One thing is sure: if I can make a reasonable facsimile using crushed tomatoes, I'll gladly stick with that route, for two reasons:

1) A can of crushed tomatoes is cheaper than a jar of spaghetti sauce, and the extra sugar/herbs/garlic I'd add likely wouldn't offset that price difference... and
2) The crushed tomatoes are likely healthier than the spag sauce... no preservatives or other questionable stuff.

Thanks for the tip!

Jan 21, 2011
prezbucky in Home Cooking

Bolognese Sauce: How do You Make Yours?

I've made my "quick" 2-hour version with white wine and beer. I like both, but i actually prefer the beer bastarduzatiob... try this out!

Beer Bolognese
- 1 cup diced carrot and onion (small dice)
- 1 lb ground chuck or 1.25 lb ground beef
- 1 medium tomato, seeded and diced
- 1 standard-size jar of spaghetti sauce
- 12 oz. milk (I use 2%)
- 6 oz. beer (I use lager or pils)
- 1/4 cup Parmesan cheese
- 3 TBSP olive oil
- Sugar, garlic powder, Italian seasoning, S&P to taste
- 1 TBSP Oregano

1. In a very large pan, sauté the onion/carrot in olive oil, about 8-10 minutes, on medium heat. Set the cooked veggies aside.
2. Cook the beef in that same pan and drain it.
3. Re-add the veggies to the meat. Season this with a bit of S&P, garlic powder, and Italian seasoning. Add the milk and diced tomatoes, stir well, and reduce the heat to medium- low. Cover the pan and let it sit for 20 minutes, stirring occasionally.
4. Add the beer (or white wine... but try the beer!). Stir, cover and let it sit for another 20 minutes.
5. Add the spaghetti sauce. Re-season and test it -- if too tart, add a good pinch of sugar. Add the oregano and perhaps more garlic or Italian seasoning, to taste. Stir well and put the cover back on. Let it sit for 30 minutes, stirring occasionally. A light simmer is okay, but do not let it boil.
6. Add the grated Parmesan cheese and remaining (2 TBSP or so) of olive oil. Stir well. Cover and let sit another 15 minutes, stirring occasionally.
7. Cook about 12 oz (dry weight) of pasta -- I use spag, penne or rotini
8. Drain the pasta and incorporate it into the sauce.
9. To put it over the top, cover the pasta/sauce mixture with a quarter-inch layer of mozzarella or Italian cheese mixture... stick it in the oven (uncovered) and broil it, until the cheese is bubbly and just starting to brown.

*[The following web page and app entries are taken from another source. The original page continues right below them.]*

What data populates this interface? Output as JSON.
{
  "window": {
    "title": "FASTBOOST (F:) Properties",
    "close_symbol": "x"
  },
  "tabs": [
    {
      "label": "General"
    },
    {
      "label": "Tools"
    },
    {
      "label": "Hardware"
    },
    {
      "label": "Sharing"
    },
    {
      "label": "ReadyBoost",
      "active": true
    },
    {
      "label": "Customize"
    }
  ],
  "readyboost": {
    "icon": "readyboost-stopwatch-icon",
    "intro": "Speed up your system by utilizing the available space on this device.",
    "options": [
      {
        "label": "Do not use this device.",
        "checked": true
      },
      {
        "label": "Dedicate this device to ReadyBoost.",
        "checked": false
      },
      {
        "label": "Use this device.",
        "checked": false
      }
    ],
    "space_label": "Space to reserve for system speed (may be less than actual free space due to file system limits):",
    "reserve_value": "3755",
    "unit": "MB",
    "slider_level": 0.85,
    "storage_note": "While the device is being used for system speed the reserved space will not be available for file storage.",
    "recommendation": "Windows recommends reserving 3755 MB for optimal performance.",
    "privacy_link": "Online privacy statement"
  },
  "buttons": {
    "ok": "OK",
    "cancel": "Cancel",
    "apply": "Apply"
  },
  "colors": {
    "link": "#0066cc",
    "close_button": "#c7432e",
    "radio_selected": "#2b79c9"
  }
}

Serve with more Parm and enjoy! Makes about six-seven pounds; costs about $6-$10, depending on location.

***Edit: 1 teaspoon of Oregano... not a TBSP. Unless you absolutely can't get enough oregano. hehe

Jan 20, 2011
prezbucky in Home Cooking

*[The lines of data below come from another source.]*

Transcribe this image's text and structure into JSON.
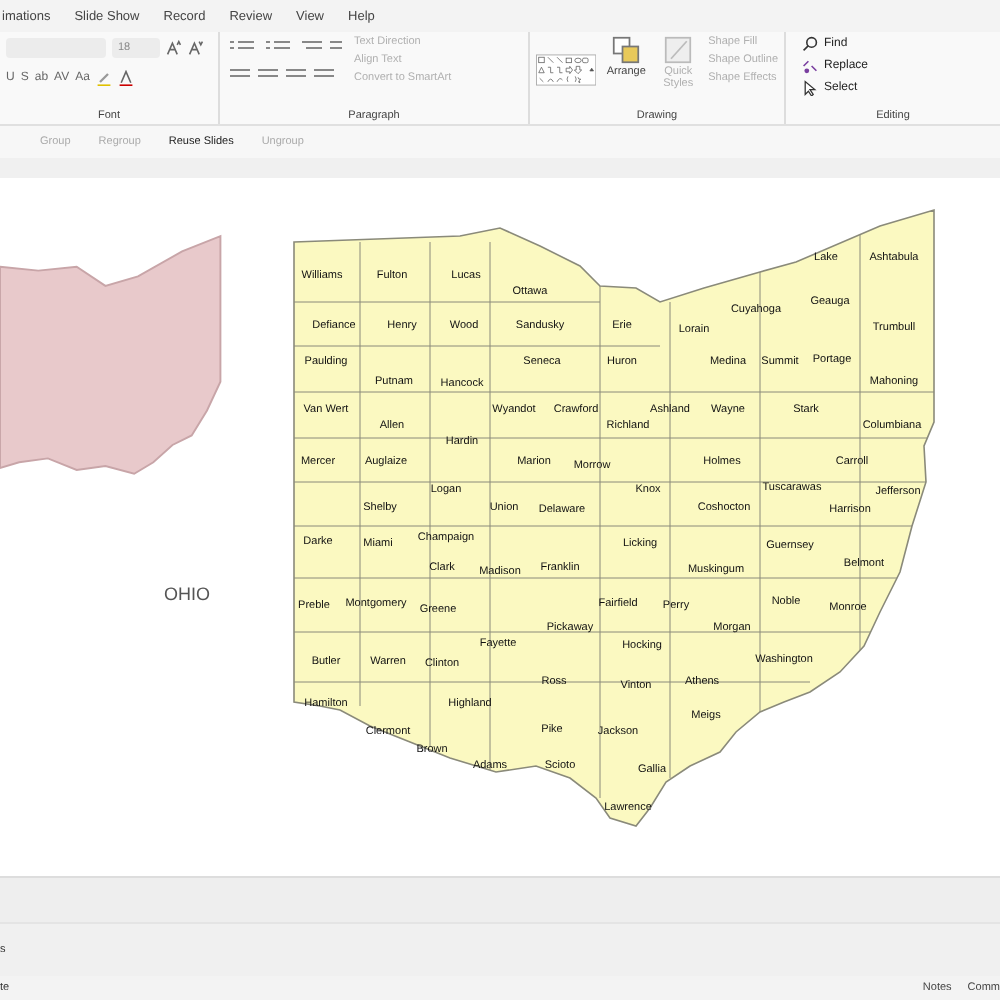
{
  "ribbon_tabs": [
    {
      "label": "imations"
    },
    {
      "label": "Slide Show"
    },
    {
      "label": "Record"
    },
    {
      "label": "Review"
    },
    {
      "label": "View"
    },
    {
      "label": "Help"
    }
  ],
  "font_group": {
    "label": "Font",
    "size": "18",
    "format_buttons": [
      "U",
      "S",
      "ab",
      "AV",
      "Aa"
    ]
  },
  "paragraph_group": {
    "label": "Paragraph",
    "commands": [
      {
        "label": "Text Direction",
        "disabled": true
      },
      {
        "label": "Align Text",
        "disabled": true
      },
      {
        "label": "Convert to SmartArt",
        "disabled": true
      }
    ]
  },
  "drawing_group": {
    "label": "Drawing",
    "arrange": "Arrange",
    "quick_styles": {
      "label": "Quick Styles",
      "disabled": true
    },
    "commands": [
      {
        "label": "Shape Fill",
        "disabled": true
      },
      {
        "label": "Shape Outline",
        "disabled": true
      },
      {
        "label": "Shape Effects",
        "disabled": true
      }
    ]
  },
  "editing_group": {
    "label": "Editing",
    "commands": [
      {
        "label": "Find",
        "disabled": false
      },
      {
        "label": "Replace",
        "disabled": false
      },
      {
        "label": "Select",
        "disabled": false
      }
    ]
  },
  "toolbar": [
    {
      "label": "Group",
      "disabled": true
    },
    {
      "label": "Regroup",
      "disabled": true
    },
    {
      "label": "Reuse Slides",
      "disabled": false
    },
    {
      "label": "Ungroup",
      "disabled": true
    }
  ],
  "slide": {
    "title": "OHIO",
    "counties": [
      "Lake",
      "Ashtabula",
      "Williams",
      "Fulton",
      "Lucas",
      "Ottawa",
      "Geauga",
      "Cuyahoga",
      "Defiance",
      "Henry",
      "Wood",
      "Sandusky",
      "Erie",
      "Lorain",
      "Trumbull",
      "Paulding",
      "Seneca",
      "Huron",
      "Medina",
      "Summit",
      "Portage",
      "Putnam",
      "Hancock",
      "Mahoning",
      "Van Wert",
      "Wyandot",
      "Crawford",
      "Ashland",
      "Wayne",
      "Stark",
      "Allen",
      "Richland",
      "Columbiana",
      "Hardin",
      "Mercer",
      "Auglaize",
      "Marion",
      "Morrow",
      "Holmes",
      "Carroll",
      "Logan",
      "Knox",
      "Tuscarawas",
      "Jefferson",
      "Shelby",
      "Union",
      "Delaware",
      "Coshocton",
      "Harrison",
      "Darke",
      "Miami",
      "Champaign",
      "Licking",
      "Guernsey",
      "Clark",
      "Madison",
      "Franklin",
      "Muskingum",
      "Belmont",
      "Preble",
      "Montgomery",
      "Greene",
      "Fairfield",
      "Perry",
      "Noble",
      "Monroe",
      "Pickaway",
      "Morgan",
      "Fayette",
      "Hocking",
      "Butler",
      "Warren",
      "Clinton",
      "Washington",
      "Ross",
      "Vinton",
      "Athens",
      "Hamilton",
      "Highland",
      "Meigs",
      "Clermont",
      "Pike",
      "Jackson",
      "Brown",
      "Adams",
      "Scioto",
      "Gallia",
      "Lawrence"
    ]
  },
  "thumbnail_pane": {
    "text": "s"
  },
  "status_bar": {
    "left": "te",
    "buttons": [
      "Notes",
      "Comm"
    ]
  }
}
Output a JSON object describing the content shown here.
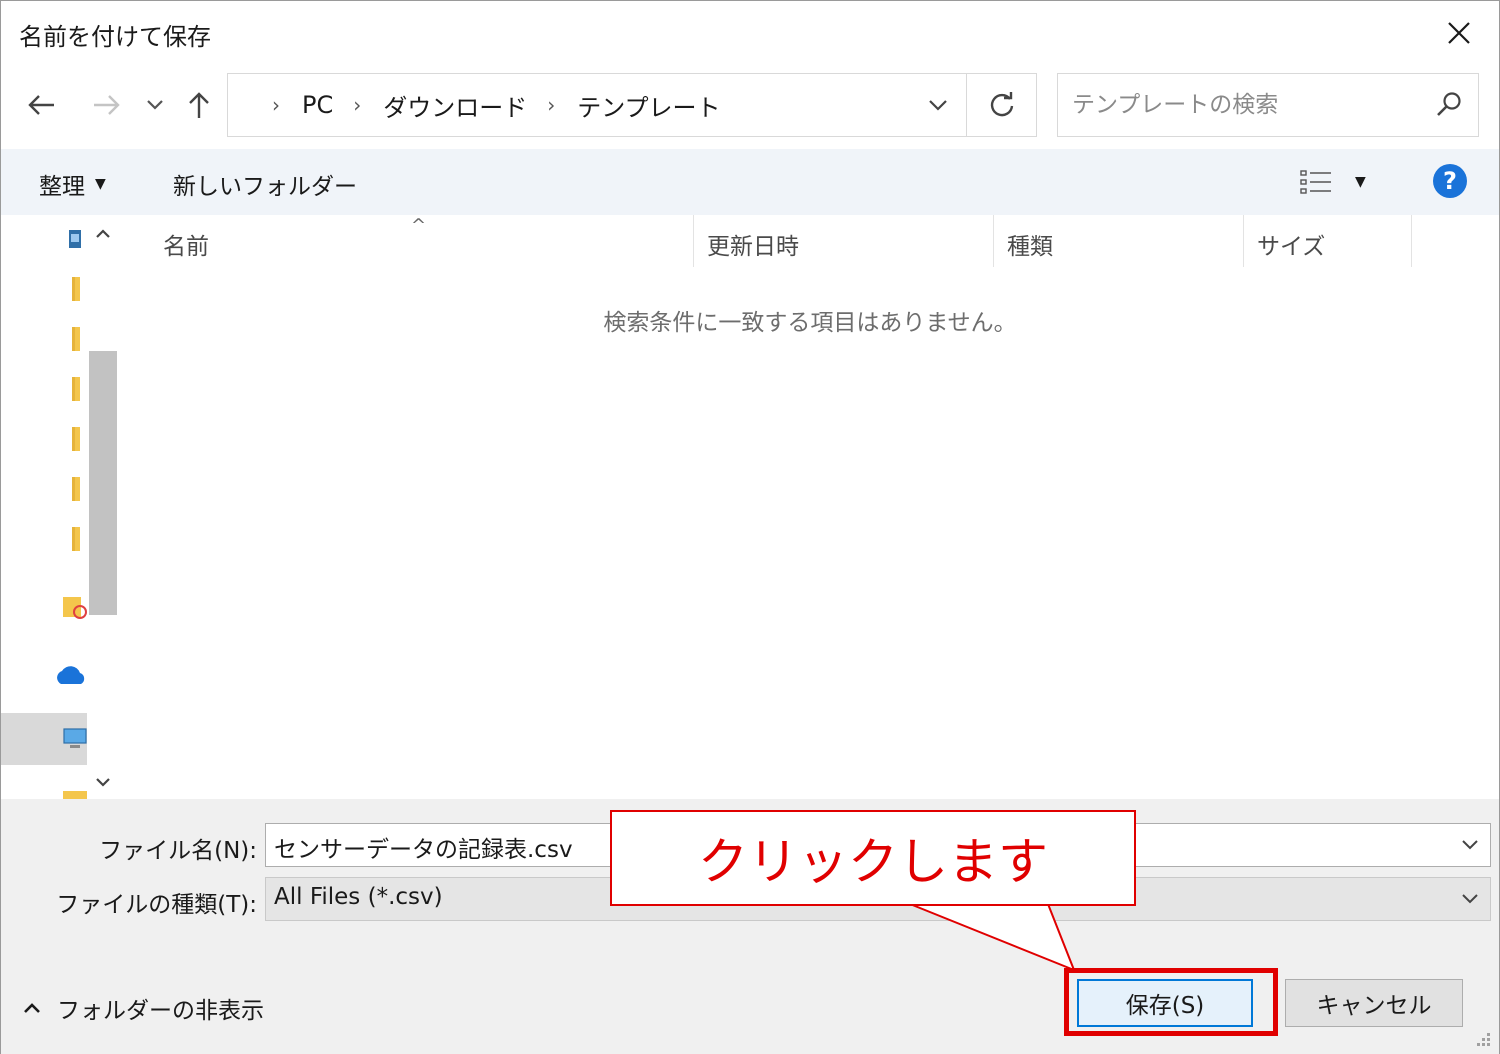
{
  "window": {
    "title": "名前を付けて保存"
  },
  "navigation": {
    "breadcrumbs": [
      "PC",
      "ダウンロード",
      "テンプレート"
    ]
  },
  "search": {
    "placeholder": "テンプレートの検索"
  },
  "toolbar": {
    "organize_label": "整理",
    "new_folder_label": "新しいフォルダー"
  },
  "file_list": {
    "columns": [
      "名前",
      "更新日時",
      "種類",
      "サイズ"
    ],
    "empty_message": "検索条件に一致する項目はありません。"
  },
  "form": {
    "filename_label": "ファイル名(N):",
    "filename_value": "センサーデータの記録表.csv",
    "filetype_label": "ファイルの種類(T):",
    "filetype_value": "All Files (*.csv)"
  },
  "footer": {
    "hide_folders_label": "フォルダーの非表示",
    "save_label": "保存(S)",
    "cancel_label": "キャンセル"
  },
  "annotation": {
    "callout_text": "クリックします",
    "color": "#e00000"
  },
  "colors": {
    "accent": "#0078d7",
    "help": "#1a73d9",
    "toolbar_bg": "#f0f4f9",
    "footer_bg": "#f0f0f0"
  }
}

Nashville, TN Chicago Style Deep Dish Pizza?

I have had the Chicago-style deep dish from Chicago Style Italian Beef (Nolensville Rd), and it is the real deal:

- Cheese on the bottom
- Then the meat/veg
- Sauce on top

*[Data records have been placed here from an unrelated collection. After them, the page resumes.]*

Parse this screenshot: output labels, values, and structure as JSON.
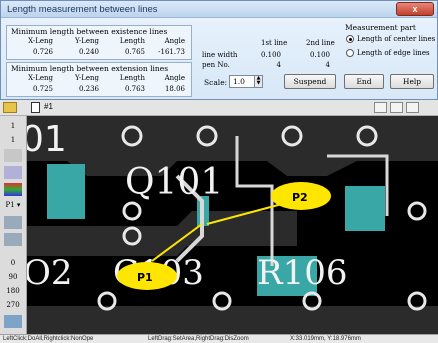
{
  "window": {
    "title": "Length measurement between lines",
    "close_label": "x"
  },
  "existence": {
    "title": "Minimum length between existence lines",
    "headers": [
      "X-Leng",
      "Y-Leng",
      "Length",
      "Angle"
    ],
    "values": [
      "0.726",
      "0.240",
      "0.765",
      "-161.73"
    ]
  },
  "extension": {
    "title": "Minimum length between extension lines",
    "headers": [
      "X-Leng",
      "Y-Leng",
      "Length",
      "Angle"
    ],
    "values": [
      "0.725",
      "0.236",
      "0.763",
      "18.06"
    ]
  },
  "lines": {
    "col1": "1st line",
    "col2": "2nd line",
    "row1_label": "line width",
    "row1_vals": [
      "0.100",
      "0.100"
    ],
    "row2_label": "pen No.",
    "row2_vals": [
      "4",
      "4"
    ]
  },
  "scale": {
    "label": "Scale:",
    "value": "1.0"
  },
  "buttons": {
    "suspend": "Suspend",
    "end": "End",
    "help": "Help"
  },
  "measurement_part": {
    "title": "Measurement part",
    "options": [
      "Length of center lines",
      "Length of edge lines"
    ],
    "selected": 0
  },
  "doc": {
    "tab": "#1"
  },
  "side_tools": {
    "labels": [
      "1",
      "1",
      "P1 ▾",
      "0",
      "90",
      "180",
      "270"
    ]
  },
  "board": {
    "labels": [
      "Q101",
      "O2",
      "C103",
      "R106",
      "01"
    ],
    "callouts": [
      "P1",
      "P2"
    ],
    "colors": {
      "copper": "#e8e8e8",
      "ground": "#2b2b2b",
      "slot": "#3aa7a7",
      "callout": "#ffe600"
    }
  },
  "status": {
    "left": "LeftClick:DoAll,Rightclick:NonOpe",
    "middle": "LeftDrag:SetArea,RightDrag:DisZoom",
    "coords": "X:33.019mm, Y:18.976mm"
  }
}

That is Chi-style deep dish. This one is decent by Chicago standards: I can taste the oregano in the thick, rich sauce, which I really like... but the crust was just a tad chewy. But... it is authentic, and (to my knowledge) it is nowhere else in Nashville, so I am grateful.

Re: Obie's deep dish
-- Obie's makes (or made, anyway, when I lived downtown a few yrs ago...) a decent deep dish pie... but it's not Chicago-style deep dish. If you want Chi-style, try the place on Nolensville Rd.